Seeking to reduce our consumption of the product, researchers at the University of California, Riverside (UCR), developed an alternative: reusable paper. The material employs commercial, color-changing redox dyes in blue, red, and green colors that are applied to a substrate such as plastic film or glass. To write with the dye, the inverse image of the information intended to be conveyed is photo-bleached onto the substrate, causing the text to appear in the colored hues. With the addition of heat, the dye can be brought back to its original, wordless state up to 20 times, erasing the writing in a process that takes about 10 minutes. (Watch a video of the process.)

"This re-writable paper does not require additional inks for printing, making it both economically and environmentally viable," Yadong Yin, a chemistry professor at UCR and the research team's lead, told Materials Today. "It represents an attractive alternative to regular paper in meeting the increasing global needs for sustainability and environmental conservation."

UCR's development presents a different user experience than that of conventional paper, with three bold color options and a transparent background. The process requires the use of manual photo-masking, so the researchers are developing a custom laser printer. Once deployed commercially, the combination of ink and substrate will encourage new resource-management tactics—such as returning used product to a central printing station and tracking the number of "lives" each unit has left before it, too, must be recycled.
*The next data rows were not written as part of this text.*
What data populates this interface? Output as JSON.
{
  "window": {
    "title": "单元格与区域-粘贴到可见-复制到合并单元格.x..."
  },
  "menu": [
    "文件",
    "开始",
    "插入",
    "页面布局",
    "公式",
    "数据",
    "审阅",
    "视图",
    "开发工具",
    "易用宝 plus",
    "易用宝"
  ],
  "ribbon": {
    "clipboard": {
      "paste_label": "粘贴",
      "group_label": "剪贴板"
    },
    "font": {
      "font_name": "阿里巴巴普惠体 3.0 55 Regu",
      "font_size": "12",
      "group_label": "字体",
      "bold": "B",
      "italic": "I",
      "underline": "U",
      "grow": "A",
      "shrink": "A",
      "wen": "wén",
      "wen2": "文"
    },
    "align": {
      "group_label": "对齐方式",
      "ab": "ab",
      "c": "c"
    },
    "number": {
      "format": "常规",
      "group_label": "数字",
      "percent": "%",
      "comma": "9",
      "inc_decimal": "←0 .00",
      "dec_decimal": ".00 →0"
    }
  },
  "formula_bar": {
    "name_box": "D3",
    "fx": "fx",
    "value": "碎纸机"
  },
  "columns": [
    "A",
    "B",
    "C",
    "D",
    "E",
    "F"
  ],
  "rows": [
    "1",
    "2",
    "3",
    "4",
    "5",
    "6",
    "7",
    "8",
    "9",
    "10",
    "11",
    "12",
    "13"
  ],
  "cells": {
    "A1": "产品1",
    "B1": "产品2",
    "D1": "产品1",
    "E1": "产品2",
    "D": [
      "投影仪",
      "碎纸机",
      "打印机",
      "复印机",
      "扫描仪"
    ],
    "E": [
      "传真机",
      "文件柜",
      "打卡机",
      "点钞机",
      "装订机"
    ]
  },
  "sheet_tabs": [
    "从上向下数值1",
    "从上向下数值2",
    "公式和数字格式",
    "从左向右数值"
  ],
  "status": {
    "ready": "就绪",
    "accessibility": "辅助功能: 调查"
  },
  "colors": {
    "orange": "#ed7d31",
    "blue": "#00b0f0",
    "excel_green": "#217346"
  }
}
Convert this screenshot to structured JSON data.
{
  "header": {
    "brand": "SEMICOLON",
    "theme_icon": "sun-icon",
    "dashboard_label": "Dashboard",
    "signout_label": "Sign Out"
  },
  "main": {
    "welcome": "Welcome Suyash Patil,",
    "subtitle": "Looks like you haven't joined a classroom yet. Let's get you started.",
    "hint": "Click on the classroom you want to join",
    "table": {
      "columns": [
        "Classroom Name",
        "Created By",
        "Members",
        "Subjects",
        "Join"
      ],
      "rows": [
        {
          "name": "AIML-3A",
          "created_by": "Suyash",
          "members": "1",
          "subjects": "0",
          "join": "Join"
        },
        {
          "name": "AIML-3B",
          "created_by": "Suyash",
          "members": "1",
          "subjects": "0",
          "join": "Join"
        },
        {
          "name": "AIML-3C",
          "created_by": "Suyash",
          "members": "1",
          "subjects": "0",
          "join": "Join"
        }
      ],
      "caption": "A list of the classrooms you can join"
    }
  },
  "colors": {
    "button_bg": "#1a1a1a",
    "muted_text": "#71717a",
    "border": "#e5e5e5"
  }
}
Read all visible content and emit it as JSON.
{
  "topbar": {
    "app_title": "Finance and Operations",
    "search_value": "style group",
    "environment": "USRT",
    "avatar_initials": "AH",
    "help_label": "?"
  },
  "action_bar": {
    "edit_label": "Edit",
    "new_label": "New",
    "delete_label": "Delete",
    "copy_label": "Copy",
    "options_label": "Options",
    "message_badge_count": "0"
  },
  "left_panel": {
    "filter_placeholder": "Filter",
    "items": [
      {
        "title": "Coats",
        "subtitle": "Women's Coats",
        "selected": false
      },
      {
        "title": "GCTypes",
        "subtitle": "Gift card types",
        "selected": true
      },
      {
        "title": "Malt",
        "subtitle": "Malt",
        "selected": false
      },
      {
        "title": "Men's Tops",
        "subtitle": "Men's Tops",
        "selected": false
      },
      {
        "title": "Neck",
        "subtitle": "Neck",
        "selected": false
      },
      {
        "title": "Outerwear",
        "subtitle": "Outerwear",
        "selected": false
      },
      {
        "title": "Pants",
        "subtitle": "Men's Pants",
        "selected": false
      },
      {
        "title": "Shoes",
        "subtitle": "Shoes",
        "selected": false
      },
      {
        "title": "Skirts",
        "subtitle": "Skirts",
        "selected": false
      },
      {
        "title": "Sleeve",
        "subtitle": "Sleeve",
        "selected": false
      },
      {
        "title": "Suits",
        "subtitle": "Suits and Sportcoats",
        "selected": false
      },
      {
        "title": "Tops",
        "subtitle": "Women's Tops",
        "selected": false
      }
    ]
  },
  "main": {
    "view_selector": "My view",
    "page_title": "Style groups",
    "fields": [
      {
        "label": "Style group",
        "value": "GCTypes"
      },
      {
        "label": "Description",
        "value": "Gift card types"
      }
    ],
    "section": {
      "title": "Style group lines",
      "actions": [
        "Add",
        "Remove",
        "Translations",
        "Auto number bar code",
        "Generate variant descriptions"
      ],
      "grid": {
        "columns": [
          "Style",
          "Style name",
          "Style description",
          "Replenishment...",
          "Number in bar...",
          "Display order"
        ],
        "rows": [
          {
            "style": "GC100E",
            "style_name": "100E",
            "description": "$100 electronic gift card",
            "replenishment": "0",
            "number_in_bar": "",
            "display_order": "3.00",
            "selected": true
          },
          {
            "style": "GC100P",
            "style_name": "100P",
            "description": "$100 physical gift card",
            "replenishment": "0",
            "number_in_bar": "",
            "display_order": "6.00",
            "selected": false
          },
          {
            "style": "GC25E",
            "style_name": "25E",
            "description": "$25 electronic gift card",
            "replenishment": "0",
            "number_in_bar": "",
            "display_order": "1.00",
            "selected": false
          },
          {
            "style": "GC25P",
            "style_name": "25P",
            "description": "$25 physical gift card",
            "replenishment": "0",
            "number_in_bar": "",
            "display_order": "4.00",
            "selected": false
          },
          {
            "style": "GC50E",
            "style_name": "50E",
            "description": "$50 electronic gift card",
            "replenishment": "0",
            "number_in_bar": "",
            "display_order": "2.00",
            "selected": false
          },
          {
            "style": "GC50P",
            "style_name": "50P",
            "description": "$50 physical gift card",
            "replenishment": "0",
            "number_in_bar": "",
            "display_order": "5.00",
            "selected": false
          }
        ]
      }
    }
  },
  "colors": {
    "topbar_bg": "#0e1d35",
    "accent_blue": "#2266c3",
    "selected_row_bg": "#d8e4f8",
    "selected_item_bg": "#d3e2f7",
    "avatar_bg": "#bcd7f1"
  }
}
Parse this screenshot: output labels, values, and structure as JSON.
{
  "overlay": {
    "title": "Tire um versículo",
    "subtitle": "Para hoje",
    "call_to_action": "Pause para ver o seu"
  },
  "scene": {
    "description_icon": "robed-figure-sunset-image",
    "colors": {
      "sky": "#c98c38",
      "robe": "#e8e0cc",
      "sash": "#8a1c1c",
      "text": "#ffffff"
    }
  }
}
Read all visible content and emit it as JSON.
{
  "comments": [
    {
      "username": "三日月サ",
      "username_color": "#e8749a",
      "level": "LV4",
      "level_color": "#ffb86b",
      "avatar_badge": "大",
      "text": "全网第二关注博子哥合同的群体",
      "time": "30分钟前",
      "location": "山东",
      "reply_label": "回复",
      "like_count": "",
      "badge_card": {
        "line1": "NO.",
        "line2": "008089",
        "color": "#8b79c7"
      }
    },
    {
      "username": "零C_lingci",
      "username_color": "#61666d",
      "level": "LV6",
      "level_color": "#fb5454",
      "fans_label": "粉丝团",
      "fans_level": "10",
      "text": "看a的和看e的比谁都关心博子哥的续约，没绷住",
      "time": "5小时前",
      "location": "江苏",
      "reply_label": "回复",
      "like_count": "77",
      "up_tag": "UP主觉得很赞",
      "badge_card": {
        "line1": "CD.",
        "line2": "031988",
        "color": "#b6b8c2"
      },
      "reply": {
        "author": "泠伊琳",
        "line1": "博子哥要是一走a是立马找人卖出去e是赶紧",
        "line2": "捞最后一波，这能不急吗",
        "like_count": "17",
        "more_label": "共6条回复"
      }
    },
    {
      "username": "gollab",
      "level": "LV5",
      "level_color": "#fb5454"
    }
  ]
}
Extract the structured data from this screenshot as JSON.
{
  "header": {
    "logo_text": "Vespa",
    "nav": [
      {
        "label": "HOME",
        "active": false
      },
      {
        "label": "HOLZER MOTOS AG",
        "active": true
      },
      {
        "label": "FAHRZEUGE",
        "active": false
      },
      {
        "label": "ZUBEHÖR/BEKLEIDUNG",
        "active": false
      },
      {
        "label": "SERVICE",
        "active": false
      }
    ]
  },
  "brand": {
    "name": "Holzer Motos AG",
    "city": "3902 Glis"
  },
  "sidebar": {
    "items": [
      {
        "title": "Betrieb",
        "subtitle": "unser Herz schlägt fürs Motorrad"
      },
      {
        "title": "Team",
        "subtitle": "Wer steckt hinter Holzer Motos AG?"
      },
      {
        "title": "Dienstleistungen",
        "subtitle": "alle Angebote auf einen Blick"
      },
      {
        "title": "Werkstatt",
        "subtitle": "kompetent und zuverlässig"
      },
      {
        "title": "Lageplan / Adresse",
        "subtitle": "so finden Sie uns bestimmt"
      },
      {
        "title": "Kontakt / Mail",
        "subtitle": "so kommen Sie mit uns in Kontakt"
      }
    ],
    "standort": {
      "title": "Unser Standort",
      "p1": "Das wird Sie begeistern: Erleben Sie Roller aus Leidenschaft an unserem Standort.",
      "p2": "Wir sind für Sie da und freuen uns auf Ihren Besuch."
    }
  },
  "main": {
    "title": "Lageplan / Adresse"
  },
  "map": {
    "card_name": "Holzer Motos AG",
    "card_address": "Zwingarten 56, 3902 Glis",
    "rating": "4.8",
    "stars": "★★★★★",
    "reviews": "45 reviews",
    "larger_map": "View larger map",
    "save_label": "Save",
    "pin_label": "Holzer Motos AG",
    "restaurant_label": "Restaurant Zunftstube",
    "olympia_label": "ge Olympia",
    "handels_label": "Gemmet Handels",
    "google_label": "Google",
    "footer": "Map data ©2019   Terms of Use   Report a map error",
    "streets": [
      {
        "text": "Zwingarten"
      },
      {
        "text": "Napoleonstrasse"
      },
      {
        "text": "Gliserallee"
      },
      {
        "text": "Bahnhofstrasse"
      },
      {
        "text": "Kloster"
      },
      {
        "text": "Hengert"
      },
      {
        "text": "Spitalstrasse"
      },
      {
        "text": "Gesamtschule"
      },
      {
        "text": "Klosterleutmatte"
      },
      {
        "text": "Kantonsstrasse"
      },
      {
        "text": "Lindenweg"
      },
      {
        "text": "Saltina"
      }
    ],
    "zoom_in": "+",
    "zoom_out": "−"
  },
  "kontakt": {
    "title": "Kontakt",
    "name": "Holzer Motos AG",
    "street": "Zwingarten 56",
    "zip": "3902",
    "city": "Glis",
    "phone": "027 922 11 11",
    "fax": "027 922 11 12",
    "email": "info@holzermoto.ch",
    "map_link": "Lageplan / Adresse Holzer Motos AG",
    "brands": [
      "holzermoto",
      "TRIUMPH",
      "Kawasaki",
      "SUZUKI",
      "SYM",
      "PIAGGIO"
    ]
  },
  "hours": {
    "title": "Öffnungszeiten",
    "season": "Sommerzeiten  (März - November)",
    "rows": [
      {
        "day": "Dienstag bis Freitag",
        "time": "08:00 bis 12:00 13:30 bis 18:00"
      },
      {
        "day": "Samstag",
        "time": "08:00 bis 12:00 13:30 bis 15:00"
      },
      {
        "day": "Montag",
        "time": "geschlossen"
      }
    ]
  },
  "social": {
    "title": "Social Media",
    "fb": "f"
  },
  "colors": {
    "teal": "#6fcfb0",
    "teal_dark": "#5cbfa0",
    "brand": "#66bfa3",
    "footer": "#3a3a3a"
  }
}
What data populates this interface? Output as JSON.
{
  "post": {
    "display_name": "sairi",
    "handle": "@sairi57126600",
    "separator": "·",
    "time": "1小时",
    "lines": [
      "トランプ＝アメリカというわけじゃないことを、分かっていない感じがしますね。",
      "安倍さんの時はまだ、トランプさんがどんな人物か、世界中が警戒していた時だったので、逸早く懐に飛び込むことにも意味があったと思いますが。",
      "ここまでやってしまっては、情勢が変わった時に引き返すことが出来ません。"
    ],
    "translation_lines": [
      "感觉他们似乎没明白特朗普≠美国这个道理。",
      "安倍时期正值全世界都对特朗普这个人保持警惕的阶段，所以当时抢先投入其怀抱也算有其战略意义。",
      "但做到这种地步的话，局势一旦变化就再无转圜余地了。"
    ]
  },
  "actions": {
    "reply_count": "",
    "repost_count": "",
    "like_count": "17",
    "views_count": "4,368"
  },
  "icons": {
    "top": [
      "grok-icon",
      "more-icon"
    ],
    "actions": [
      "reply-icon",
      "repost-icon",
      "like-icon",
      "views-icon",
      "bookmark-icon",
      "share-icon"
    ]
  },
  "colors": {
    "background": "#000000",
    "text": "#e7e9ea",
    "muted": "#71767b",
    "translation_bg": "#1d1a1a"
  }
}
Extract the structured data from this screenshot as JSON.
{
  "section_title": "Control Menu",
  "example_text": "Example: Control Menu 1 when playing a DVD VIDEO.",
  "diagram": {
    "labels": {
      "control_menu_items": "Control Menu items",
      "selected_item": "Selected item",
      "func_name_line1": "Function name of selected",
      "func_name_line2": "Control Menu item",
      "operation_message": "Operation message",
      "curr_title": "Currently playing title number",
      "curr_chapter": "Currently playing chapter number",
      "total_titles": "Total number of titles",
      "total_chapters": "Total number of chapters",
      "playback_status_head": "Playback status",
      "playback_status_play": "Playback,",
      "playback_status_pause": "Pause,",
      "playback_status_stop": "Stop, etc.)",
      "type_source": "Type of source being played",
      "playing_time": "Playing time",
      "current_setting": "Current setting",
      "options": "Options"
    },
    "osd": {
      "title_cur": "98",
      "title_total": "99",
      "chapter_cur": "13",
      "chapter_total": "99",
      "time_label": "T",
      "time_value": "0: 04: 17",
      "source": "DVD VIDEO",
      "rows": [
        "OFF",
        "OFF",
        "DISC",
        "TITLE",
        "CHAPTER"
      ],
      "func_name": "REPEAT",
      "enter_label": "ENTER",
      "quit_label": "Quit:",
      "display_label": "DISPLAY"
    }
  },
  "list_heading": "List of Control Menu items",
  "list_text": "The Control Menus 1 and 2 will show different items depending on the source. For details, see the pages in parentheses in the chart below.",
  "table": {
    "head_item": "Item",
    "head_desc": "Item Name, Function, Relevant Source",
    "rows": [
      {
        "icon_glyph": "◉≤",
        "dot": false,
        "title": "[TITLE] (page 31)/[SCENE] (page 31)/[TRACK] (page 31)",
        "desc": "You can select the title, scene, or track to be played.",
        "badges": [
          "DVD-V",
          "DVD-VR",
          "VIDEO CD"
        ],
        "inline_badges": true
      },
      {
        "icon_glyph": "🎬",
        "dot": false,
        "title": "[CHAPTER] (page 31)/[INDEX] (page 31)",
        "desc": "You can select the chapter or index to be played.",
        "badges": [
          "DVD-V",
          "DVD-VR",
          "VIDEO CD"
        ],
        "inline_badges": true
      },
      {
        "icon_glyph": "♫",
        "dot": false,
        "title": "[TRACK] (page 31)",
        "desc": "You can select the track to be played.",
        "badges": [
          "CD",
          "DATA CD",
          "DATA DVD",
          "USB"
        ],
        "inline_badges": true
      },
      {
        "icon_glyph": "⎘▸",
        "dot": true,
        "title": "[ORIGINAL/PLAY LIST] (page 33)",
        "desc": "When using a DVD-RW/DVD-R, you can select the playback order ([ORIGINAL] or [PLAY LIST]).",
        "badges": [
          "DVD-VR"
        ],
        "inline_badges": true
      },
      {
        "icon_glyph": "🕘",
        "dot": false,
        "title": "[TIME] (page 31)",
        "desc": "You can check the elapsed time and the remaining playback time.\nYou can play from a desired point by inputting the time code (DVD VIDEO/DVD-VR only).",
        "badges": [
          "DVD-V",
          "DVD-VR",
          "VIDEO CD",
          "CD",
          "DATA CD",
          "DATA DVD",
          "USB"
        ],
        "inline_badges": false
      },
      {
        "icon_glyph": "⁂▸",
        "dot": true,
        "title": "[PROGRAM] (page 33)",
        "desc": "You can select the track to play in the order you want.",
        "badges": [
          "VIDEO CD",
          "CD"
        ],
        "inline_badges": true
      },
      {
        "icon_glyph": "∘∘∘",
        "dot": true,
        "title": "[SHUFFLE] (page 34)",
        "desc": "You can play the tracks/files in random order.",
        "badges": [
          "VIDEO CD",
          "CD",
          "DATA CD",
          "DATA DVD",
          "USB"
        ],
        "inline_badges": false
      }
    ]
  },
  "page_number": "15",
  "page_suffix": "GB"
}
Blaine Brownell, AIA, is a regularly featured columnist whose stories appear on this website each week. His views and conclusions are not necessarily those of ARCHITECT magazine nor of the American Institute of Architects.